(Entries from a dataset of interfaces)
*** Block opens ***

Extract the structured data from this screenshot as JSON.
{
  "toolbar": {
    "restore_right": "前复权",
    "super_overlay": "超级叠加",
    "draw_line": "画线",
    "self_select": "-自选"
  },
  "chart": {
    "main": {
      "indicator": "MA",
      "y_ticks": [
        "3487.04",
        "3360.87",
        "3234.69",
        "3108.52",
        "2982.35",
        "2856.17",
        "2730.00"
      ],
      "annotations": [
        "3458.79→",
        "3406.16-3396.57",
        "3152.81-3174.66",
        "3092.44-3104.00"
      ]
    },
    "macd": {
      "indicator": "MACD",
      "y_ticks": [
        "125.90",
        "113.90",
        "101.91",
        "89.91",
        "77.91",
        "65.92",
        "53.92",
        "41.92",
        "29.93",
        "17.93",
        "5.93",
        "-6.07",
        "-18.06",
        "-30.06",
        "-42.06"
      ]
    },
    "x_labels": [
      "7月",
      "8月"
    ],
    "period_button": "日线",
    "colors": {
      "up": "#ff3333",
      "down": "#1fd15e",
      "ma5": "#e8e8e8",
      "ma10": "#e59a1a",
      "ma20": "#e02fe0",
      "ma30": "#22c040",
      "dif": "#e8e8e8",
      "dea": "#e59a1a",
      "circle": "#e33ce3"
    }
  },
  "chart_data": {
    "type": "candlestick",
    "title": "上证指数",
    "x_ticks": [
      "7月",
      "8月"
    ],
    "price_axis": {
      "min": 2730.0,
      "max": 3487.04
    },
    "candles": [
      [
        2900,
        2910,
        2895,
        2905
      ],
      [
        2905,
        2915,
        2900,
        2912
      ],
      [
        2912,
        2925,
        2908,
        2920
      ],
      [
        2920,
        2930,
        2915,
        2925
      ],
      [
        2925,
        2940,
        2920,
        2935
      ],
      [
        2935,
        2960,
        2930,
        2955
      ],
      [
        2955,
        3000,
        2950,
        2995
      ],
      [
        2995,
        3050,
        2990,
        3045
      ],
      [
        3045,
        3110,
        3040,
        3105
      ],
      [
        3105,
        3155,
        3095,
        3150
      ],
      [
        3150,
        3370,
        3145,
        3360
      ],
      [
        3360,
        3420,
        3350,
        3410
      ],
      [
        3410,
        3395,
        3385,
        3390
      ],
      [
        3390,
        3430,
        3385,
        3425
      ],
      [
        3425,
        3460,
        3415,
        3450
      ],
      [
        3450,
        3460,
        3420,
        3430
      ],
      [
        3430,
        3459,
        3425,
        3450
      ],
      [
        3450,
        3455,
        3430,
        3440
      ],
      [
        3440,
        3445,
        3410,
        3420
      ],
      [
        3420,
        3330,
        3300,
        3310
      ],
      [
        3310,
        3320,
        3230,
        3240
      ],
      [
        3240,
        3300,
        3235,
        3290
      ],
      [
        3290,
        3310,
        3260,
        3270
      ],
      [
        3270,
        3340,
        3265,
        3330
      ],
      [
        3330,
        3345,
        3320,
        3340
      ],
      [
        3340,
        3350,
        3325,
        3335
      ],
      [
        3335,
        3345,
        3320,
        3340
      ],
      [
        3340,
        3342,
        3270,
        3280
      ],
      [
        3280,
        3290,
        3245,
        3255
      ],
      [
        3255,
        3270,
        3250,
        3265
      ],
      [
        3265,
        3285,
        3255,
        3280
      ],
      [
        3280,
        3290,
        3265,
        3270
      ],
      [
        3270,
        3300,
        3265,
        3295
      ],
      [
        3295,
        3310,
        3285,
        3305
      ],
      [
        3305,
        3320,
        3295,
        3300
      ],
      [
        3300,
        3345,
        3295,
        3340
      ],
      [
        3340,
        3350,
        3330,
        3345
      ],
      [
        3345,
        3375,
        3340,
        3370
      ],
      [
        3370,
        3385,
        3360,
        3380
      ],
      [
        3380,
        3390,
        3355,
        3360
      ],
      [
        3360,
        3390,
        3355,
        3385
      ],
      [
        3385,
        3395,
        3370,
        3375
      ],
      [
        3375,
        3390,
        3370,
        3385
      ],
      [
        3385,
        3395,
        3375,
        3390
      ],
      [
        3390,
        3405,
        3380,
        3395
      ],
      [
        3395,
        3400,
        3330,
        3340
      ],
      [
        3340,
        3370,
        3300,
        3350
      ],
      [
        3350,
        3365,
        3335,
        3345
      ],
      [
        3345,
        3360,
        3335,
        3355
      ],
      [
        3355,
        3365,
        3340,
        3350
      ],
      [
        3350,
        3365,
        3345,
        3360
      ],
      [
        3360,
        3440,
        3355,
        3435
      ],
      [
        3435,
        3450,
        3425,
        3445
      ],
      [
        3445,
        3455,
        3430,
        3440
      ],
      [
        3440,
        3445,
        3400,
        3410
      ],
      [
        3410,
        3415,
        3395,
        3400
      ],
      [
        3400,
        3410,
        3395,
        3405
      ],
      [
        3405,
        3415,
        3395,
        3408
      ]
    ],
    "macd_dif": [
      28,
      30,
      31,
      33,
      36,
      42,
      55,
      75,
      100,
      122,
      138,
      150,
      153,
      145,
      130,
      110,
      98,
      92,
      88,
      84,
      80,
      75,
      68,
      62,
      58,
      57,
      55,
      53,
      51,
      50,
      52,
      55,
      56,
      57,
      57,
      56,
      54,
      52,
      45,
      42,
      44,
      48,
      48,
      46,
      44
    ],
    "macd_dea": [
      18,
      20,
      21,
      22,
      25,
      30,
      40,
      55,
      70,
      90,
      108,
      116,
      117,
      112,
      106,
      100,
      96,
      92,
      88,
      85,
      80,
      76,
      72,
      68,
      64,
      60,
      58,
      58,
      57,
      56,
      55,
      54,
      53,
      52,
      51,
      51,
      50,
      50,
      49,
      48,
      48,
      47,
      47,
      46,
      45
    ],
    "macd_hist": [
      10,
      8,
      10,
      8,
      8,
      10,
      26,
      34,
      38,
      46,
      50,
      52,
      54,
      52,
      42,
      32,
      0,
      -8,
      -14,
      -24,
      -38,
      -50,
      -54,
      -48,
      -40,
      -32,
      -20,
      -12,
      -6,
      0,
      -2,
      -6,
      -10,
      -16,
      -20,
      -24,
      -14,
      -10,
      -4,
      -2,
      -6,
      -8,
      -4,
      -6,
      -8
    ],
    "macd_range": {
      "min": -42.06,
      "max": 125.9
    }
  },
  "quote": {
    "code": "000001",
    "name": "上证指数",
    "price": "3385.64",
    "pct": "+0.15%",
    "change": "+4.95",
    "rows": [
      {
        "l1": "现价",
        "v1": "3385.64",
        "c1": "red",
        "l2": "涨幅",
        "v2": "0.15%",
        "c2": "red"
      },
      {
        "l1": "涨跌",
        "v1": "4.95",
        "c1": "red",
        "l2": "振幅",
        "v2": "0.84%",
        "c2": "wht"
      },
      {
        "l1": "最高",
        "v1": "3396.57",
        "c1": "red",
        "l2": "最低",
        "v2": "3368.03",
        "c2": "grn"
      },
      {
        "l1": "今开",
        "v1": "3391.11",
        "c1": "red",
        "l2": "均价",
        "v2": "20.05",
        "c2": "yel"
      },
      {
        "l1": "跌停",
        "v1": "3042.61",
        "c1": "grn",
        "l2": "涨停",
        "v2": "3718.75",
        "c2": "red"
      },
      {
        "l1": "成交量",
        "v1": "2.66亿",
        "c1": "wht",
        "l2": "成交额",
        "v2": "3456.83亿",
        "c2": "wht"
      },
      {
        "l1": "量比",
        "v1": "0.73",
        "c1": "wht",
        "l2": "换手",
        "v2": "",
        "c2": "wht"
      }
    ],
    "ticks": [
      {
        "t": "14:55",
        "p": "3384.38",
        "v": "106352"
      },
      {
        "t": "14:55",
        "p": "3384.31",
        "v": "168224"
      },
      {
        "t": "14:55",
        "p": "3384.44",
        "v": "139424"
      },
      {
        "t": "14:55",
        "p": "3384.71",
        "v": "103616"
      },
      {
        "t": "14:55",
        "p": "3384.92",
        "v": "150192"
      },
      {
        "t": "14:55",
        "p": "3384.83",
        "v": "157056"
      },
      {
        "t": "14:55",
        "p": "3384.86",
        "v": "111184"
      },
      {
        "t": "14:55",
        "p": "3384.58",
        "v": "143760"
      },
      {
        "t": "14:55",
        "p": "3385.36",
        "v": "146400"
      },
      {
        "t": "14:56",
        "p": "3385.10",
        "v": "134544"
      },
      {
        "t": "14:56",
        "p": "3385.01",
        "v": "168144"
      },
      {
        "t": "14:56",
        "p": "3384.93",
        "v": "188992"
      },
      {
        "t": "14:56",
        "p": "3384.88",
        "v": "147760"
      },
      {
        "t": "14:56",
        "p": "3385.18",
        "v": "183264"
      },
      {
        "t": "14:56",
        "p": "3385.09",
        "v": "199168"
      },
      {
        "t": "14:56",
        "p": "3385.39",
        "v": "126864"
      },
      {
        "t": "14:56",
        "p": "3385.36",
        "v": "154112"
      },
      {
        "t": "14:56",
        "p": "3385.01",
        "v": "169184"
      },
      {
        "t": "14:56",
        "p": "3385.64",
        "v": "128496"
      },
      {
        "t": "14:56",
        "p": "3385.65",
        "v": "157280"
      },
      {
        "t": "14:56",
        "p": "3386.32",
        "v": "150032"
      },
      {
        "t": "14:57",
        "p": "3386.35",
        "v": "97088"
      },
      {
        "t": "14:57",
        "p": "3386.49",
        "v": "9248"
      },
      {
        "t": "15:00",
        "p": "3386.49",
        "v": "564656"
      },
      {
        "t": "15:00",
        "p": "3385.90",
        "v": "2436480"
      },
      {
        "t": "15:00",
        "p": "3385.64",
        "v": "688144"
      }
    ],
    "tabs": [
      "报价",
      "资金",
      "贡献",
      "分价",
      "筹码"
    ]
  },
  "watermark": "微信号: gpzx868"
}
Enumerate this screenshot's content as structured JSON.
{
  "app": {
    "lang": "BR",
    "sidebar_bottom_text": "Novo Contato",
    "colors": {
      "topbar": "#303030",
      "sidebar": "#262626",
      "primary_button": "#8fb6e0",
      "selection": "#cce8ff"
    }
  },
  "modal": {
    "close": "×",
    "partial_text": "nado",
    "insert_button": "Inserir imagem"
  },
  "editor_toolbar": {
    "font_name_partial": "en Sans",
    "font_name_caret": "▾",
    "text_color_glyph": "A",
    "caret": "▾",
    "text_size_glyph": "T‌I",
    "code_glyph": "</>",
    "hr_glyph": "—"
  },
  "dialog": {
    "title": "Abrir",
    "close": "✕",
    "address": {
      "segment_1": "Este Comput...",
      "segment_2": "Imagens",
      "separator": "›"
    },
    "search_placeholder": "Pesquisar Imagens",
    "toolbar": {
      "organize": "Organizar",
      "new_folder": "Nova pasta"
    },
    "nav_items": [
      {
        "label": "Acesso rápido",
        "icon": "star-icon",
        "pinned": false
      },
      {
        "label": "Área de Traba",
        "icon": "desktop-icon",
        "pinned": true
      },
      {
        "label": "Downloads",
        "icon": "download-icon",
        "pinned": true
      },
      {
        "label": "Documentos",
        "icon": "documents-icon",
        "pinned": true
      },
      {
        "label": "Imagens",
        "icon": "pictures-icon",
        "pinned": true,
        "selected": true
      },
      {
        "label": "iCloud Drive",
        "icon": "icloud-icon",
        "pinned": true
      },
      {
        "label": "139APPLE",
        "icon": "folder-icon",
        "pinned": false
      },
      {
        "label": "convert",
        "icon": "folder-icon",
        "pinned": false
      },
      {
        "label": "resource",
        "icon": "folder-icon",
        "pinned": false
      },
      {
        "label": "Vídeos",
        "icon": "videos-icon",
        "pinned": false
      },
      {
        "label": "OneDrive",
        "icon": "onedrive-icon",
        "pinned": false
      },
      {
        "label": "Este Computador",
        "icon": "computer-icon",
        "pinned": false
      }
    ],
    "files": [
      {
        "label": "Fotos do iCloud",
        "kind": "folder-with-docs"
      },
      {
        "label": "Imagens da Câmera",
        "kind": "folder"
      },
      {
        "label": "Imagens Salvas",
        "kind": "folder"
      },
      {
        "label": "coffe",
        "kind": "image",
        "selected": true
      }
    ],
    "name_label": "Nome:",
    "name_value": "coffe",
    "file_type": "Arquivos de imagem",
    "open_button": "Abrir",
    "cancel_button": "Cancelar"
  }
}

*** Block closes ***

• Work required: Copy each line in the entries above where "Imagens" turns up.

• Exercise response:
      "segment_2": "Imagens",
    "search_placeholder": "Pesquisar Imagens",
        "label": "Imagens",
        "label": "Imagens da Câmera",
        "label": "Imagens Salvas",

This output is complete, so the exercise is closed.